A portion of the book discusses the process of internalisation of Yoginis into the microcosmic form of the human body, where they play the role of deities presiding over different chakras within the subtle yogic body. However, the somewhat limited use of primary texts does not do justice to the in-depth accounts of practices presented in those cryptic texts. The book, for instance, does not recognise the fact that the symbolic representation of Yoginis within non-dualist Tantra are essentially meant for their internalised mode of rituals, where Yoginis are not considered to be external entities. While dualist tantric traditions place Yoginis at a subordinate level, non-dualist Tantra places them at the pinnacle of their pantheon, even above their male consort Bhairava. The haphazard mixing of dualist and non-dualist Tantra traditions in the book fails to present a coherent narration.
Excessive employment of adverbs and expressions such as “may be”, “presumably”, “supposed to”, and “seem to” denotes the speculative nature of arguments and non-definitive conclusions drawn by the author.
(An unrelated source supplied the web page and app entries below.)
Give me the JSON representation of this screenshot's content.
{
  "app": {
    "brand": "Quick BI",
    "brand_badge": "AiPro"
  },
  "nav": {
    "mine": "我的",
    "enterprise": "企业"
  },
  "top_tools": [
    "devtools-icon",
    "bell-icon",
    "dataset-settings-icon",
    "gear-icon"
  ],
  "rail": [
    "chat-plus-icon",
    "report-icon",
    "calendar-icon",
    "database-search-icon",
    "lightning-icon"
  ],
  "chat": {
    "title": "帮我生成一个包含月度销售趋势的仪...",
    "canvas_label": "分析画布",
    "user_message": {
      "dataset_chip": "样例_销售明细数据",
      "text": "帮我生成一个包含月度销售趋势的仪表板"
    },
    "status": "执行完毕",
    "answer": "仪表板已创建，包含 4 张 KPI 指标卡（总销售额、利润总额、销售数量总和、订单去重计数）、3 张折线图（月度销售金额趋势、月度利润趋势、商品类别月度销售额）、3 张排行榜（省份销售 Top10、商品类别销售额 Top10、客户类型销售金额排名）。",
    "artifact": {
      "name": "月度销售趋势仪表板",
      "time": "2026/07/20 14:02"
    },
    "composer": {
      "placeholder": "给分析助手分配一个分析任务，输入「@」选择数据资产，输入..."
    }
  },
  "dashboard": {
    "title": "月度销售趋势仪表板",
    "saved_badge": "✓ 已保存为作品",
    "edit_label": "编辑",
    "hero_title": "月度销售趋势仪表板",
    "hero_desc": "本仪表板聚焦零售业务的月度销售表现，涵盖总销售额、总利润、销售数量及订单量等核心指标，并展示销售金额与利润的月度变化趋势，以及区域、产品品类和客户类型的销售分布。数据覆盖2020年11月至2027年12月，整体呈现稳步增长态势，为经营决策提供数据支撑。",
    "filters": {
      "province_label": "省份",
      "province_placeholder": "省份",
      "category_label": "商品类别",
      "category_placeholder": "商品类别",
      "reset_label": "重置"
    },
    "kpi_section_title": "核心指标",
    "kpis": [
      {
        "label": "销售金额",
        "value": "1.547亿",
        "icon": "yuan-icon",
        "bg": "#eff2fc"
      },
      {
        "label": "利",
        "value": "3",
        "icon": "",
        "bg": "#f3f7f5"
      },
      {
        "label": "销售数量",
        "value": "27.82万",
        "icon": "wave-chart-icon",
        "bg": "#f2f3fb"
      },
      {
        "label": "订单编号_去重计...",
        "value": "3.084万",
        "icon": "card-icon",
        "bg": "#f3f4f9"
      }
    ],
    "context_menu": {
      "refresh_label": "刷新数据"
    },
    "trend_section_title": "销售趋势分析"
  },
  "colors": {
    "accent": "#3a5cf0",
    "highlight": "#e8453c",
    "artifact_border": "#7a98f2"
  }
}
Although the book does not articulate its target audience clearly, the level of discourse seems more attuned to academics and researchers. The charts listing Yogini names, concise information about icons and illustrations, along with the appended information about the location of Yogini sites, would prove valuable for the inquisitive traveller or pilgrim. The book avoids diacritical marks for Sanskrit words and indigenous terms. This makes it more accessible to the general reader.
The author claims in the preface that she “did manage to engage in valuable dialogue with acharyas of living tradition”. Such discussions are not reflected in the discourse of the book.
In the appendix, the author mentions an “unreported” Yogini temple; however, the motifs associated with the temple indicate that they are the eight Matrika goddesses, normally carved on the exterior walls of temples associated with Saiva or Shakta traditions.
Although the book adds to the available resources on the subject and to a certain extent advances some thought-provoking ideas, some of the hypotheses presented in the book should be reconsidered as research on the subject progresses. And such progress will, in fact, be furthered by the resources provided in the book. As the Argentine author Jorge Luis Borges perceptively said, “In the East there yet exists the concept that a book should not reveal things; a book should simply help us discover them.” The author should be applauded for her effort.
Pranshu Samdarshi is a PhD candidate and Senior Research Fellow, Department of History, University of Delhi.